Knowledge Retrieval

/Knowledge Retrieval
Knowledge Retrieval 2019-06-20T11:38:03+01:00

Examinations are becoming increasingly challenging. At GCSE, most subjects have lost their controlled assessments (previously known as coursework) and have been replaced with additional exam papers. The focus of GCSE and A level exams is the retrieval and application of knowledge. This puts increasing pressure on students to know and retain even more information for longer

The following strategies will support students in all year groups in developing the skills required to be successful in their assessments, and ultimately in the new style GCSE and ‘A’ level examinations:-

 

1. Knowledge organisers

At the end of each unit of work students should develop summary materials, or knowledge organisers, of the work they have covered in class. A knowledge organiser is a set of key facts or information that students need to know and be able to recall in order to master a unit or topic. Typically an organiser fits onto one page of A4 or A3 – this helps students to visualize the layout of the page which in turn helps them to memorise the information better. It may be that students prefer to use a series of ‘flashcards’ to summarise the information.

Specimen templates are available here

 

     

 

2. Retrieval practice

Research around memory suggests that if knowledge is studied once and not revisited or revised, it is not stored in the long-term memory.  This means that after one lesson, or revising for one test, the knowledge will not be retained unless it is studied again.  It won’t be recalled unless it is revisited frequently, which will embed it in the long term memory.  In the long term this makes recall far easier.

Typically, most students leave their revision until a few weeks (best case scenario) or days/hours (worst case scenario) before the examinations and assessments. This presents a problem. Our short term memory is designed to be just that and has limited capacity. Students find themselves unable to retain the information, they become stressed and often give up, convincing themselves they are no good at revising or that they “can’t do subject ‘x’ ”.

As part of home learning, students should be revising what they have been taught recently but also content they were taught previously.

The secret to success is to regularly revisit the knowledge to be learned (known as ‘spaced practice’*). This helps transfer the knowledge from the short-term memory to the long term memory ie. it helps to make ‘learning stick’.

Suggested activities for parents

To get the most out of the Knowledge Organisers, your son should be learning sections and then testing himself.

This should be an ongoing process, not just in the lead up to assessments and examinations.

 

 

This help sheet will give you some tips on how your son can successfully use his Knowledge Organisers.

 

The Six Strategies for Effective Learning
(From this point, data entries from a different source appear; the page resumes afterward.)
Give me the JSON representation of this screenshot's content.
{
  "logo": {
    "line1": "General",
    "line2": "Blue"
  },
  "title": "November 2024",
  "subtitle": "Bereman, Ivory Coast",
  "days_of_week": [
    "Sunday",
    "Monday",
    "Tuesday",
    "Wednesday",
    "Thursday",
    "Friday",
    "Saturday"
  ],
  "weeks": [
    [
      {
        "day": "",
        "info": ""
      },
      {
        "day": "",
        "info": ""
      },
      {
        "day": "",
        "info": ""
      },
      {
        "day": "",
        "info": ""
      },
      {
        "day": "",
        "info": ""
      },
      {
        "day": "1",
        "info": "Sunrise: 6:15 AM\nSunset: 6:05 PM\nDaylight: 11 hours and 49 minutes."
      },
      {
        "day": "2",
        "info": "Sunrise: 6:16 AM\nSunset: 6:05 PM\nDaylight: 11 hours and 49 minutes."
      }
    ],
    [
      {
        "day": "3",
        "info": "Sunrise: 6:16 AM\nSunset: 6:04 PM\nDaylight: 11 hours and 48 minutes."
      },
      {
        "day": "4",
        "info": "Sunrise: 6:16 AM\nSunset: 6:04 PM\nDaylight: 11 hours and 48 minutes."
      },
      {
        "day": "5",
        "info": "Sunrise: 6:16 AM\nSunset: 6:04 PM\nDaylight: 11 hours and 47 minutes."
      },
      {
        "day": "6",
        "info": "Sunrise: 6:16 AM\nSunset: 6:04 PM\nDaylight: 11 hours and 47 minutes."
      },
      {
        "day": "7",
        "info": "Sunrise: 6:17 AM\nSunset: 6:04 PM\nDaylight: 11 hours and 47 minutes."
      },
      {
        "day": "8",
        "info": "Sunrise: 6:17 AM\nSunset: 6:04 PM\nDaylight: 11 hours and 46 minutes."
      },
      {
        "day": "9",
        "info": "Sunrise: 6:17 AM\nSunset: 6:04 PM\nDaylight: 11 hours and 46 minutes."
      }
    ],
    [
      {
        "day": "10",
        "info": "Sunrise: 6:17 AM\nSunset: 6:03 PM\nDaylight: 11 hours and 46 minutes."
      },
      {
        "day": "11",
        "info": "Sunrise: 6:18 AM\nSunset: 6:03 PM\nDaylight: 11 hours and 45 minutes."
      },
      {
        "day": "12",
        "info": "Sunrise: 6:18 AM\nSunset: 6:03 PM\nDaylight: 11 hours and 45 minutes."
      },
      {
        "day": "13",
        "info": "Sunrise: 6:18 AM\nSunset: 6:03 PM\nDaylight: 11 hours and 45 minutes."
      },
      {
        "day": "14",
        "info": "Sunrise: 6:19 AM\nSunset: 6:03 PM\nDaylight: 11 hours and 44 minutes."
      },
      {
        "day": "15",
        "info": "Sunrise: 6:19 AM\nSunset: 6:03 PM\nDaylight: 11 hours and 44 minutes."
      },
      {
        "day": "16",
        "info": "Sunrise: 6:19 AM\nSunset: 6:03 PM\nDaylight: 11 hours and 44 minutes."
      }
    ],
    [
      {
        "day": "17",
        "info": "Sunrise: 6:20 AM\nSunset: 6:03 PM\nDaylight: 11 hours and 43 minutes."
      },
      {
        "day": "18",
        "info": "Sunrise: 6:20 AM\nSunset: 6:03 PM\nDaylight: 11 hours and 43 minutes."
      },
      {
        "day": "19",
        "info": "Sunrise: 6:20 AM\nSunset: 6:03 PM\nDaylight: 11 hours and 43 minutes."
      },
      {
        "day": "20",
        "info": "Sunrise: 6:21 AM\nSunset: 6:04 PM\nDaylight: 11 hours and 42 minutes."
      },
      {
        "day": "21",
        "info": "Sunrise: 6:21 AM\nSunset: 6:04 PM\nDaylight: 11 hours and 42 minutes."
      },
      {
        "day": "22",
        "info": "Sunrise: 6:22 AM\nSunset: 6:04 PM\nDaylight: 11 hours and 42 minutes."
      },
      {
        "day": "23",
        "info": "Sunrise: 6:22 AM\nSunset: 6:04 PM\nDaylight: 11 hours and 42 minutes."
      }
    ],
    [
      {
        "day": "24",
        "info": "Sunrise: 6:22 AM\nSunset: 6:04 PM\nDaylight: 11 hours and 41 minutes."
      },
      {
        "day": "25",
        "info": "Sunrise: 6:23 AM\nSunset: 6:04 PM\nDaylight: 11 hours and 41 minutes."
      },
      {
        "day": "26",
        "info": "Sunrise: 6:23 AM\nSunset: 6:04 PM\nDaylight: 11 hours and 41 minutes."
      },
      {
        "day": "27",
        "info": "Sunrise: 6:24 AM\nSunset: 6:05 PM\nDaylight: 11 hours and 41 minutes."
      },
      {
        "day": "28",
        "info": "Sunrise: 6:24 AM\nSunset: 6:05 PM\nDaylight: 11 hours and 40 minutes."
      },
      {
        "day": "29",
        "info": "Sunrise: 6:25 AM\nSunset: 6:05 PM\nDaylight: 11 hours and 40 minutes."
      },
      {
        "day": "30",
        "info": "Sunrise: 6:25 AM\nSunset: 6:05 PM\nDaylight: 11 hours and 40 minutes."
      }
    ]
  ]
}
‘The Learning Scientists’ have identified 6 strategies for effective learning :-

  1. Spaced practice
  2. Retrieval practice
  3. Elaboration
  4. Interleaving
  5. Concrete examples
  6. Dual coding

More information about each of these strategies is available at

http://www.learningscientists.org/downloadable-materials

 

Shortlink http://q.gs/EtZHC

By continuing to use the site, you agree to the use of cookies. more information

The cookie settings on this website are set to "allow cookies" to give you the best browsing experience possible. If you continue to use this website without changing your cookie settings or you click "Accept" below then you are consenting to this.

Close